• **Problem to solve**:
Read the records below and copy each line that contains "time".

• **Data shown**:
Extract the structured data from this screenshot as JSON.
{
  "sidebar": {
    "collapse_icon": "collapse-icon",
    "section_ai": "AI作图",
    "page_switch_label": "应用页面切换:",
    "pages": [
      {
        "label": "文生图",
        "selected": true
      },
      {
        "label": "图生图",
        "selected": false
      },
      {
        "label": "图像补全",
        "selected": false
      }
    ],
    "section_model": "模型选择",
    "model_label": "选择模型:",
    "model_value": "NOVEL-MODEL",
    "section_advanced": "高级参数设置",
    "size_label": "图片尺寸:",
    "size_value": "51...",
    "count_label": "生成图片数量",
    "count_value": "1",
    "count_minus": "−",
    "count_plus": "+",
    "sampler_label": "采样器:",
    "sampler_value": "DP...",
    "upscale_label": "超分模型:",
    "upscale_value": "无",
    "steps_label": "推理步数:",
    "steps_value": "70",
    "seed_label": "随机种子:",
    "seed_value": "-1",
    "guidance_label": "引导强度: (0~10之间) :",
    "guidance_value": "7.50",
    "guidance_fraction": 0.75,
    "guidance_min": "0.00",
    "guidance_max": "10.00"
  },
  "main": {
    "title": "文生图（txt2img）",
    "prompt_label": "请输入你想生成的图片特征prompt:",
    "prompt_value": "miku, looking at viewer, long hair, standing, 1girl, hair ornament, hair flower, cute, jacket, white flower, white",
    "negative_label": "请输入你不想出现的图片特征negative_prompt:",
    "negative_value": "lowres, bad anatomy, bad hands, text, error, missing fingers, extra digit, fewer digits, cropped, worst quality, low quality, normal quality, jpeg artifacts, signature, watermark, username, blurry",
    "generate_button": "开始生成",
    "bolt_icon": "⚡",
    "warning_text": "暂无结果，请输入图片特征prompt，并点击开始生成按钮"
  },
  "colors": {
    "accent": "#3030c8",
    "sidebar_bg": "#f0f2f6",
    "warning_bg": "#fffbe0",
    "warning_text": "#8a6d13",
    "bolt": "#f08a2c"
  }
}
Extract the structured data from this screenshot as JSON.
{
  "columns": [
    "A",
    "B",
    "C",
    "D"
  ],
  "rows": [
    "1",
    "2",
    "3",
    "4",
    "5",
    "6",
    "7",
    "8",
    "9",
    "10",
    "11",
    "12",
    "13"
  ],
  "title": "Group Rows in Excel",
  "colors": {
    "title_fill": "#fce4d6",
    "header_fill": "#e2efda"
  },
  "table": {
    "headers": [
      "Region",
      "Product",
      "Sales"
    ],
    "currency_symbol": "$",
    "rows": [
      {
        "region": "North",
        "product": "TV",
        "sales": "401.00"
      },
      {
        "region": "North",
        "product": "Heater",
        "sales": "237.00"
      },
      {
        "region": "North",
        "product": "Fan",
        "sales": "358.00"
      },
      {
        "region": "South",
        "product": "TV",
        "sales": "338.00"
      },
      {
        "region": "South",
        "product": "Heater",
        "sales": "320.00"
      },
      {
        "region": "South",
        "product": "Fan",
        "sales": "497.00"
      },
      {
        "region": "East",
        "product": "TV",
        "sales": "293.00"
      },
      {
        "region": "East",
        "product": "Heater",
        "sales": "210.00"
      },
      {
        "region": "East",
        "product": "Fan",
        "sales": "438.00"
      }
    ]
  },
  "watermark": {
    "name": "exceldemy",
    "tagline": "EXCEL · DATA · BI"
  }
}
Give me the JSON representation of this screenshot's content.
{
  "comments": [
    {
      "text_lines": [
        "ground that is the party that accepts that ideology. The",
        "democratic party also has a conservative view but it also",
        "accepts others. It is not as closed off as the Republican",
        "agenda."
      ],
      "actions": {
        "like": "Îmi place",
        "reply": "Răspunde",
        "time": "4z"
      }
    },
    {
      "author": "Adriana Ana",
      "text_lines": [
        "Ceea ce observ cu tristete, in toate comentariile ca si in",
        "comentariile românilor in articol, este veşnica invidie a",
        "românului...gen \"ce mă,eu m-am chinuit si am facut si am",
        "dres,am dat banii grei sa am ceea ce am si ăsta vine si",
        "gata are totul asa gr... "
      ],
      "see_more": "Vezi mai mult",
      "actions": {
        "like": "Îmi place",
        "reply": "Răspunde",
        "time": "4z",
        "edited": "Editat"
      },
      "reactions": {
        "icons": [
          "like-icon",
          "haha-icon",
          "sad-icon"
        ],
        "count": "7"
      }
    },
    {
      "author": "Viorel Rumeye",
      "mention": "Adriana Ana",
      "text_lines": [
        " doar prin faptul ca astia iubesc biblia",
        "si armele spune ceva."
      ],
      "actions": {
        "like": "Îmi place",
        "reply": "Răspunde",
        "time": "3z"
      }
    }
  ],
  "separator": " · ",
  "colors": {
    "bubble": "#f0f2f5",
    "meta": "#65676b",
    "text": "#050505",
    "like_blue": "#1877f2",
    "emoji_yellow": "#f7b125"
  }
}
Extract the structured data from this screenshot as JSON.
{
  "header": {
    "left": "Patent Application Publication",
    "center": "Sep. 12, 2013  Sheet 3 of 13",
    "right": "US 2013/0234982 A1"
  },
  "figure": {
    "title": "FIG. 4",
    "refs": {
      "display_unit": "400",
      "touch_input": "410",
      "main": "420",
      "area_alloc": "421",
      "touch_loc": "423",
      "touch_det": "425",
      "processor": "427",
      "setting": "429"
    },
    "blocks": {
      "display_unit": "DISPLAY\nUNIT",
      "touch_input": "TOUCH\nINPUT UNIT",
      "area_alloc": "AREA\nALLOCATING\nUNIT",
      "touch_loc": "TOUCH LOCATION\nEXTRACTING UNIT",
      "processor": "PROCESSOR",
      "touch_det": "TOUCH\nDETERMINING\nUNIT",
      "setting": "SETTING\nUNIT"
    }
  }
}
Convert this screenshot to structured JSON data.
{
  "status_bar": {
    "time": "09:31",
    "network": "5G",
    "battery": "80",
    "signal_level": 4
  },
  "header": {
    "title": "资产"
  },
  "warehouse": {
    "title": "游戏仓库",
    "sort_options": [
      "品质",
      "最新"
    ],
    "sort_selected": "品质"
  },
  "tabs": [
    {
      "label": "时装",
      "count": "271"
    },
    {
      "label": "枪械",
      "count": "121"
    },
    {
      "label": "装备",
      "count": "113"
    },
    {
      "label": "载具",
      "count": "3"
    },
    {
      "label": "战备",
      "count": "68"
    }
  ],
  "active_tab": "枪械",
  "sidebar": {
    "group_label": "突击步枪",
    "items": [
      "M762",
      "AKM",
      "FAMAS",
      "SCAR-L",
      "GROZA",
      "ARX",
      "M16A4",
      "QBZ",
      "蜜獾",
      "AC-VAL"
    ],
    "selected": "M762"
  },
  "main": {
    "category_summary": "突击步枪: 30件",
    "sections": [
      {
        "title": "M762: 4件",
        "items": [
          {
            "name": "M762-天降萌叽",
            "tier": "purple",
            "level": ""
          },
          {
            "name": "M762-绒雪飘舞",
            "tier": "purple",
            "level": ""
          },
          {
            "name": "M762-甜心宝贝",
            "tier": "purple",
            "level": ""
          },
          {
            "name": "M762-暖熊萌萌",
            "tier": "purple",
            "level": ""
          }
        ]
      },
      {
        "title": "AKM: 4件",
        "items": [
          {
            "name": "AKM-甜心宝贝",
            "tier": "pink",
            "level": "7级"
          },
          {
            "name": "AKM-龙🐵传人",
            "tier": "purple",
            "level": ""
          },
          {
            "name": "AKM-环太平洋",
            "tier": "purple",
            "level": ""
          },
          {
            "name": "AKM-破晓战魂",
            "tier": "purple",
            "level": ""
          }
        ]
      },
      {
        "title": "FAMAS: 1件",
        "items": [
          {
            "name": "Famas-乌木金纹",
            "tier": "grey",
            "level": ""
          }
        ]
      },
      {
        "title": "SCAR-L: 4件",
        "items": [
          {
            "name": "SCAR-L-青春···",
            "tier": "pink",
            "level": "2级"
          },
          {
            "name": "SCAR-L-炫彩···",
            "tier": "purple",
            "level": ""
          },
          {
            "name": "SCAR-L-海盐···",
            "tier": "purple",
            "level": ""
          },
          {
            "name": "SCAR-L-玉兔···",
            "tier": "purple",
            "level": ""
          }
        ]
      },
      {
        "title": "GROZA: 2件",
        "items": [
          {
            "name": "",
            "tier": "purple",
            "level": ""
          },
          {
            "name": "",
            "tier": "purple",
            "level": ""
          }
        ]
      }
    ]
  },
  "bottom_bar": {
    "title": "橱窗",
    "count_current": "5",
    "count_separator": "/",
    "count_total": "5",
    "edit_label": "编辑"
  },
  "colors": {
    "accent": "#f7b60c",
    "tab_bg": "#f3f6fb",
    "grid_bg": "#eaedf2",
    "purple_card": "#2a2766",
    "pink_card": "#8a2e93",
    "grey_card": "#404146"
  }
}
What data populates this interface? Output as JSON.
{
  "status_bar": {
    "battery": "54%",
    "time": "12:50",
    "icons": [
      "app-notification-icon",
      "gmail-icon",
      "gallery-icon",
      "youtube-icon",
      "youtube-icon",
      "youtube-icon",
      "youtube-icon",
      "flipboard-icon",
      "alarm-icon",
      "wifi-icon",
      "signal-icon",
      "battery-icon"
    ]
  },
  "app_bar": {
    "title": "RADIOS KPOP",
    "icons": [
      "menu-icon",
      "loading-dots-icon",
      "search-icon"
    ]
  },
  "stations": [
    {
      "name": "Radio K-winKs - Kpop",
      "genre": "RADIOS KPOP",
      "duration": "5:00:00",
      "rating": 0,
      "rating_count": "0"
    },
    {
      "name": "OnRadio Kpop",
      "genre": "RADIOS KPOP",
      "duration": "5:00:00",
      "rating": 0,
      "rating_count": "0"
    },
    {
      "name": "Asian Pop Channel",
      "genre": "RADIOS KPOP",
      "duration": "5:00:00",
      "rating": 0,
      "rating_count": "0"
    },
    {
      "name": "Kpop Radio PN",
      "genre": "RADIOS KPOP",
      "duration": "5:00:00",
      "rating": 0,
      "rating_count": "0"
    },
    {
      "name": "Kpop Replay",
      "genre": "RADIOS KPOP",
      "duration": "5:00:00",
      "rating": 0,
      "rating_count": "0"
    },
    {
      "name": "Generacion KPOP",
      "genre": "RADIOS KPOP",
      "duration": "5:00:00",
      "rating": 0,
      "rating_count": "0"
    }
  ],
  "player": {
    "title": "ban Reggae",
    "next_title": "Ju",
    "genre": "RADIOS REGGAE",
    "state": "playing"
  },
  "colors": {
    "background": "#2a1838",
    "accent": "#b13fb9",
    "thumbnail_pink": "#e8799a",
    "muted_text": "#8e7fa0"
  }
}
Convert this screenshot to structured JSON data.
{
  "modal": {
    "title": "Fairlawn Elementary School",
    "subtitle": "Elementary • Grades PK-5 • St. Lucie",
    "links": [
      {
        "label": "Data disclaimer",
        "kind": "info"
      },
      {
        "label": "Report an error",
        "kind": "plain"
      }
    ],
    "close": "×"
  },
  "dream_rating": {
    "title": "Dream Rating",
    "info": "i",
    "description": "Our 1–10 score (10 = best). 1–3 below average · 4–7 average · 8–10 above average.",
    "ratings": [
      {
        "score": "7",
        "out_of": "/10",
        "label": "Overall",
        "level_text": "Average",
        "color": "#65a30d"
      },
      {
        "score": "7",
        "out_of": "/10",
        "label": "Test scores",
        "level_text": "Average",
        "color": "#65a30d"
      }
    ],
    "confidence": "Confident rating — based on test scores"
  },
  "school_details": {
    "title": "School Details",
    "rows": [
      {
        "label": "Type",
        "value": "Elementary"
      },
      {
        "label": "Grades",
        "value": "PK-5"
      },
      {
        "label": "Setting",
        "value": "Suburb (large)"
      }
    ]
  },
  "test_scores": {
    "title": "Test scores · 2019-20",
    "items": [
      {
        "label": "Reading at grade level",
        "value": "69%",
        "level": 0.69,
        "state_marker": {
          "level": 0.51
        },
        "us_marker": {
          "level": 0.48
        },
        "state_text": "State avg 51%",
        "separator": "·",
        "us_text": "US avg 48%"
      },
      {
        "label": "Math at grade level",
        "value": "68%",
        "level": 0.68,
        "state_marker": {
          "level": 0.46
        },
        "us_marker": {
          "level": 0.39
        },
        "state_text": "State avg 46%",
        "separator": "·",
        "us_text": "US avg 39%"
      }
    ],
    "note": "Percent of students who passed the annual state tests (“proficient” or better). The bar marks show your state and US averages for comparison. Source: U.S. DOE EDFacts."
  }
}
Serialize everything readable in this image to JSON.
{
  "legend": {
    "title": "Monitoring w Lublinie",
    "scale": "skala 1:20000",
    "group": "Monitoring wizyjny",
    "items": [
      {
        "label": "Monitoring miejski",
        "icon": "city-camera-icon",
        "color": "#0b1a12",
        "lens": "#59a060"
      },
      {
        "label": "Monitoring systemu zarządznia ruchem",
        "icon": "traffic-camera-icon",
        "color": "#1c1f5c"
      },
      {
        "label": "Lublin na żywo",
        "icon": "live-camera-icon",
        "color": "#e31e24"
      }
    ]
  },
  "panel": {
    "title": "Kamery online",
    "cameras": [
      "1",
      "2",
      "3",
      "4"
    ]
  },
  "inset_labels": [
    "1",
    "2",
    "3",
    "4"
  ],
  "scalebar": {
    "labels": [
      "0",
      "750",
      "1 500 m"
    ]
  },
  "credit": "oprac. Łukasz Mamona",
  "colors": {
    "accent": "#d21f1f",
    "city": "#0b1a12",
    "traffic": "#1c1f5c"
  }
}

• **Finished exercise**:
        "time": "4z"
        "time": "4z",
        "time": "3z"
    "time": "09:31",
    "time": "12:50",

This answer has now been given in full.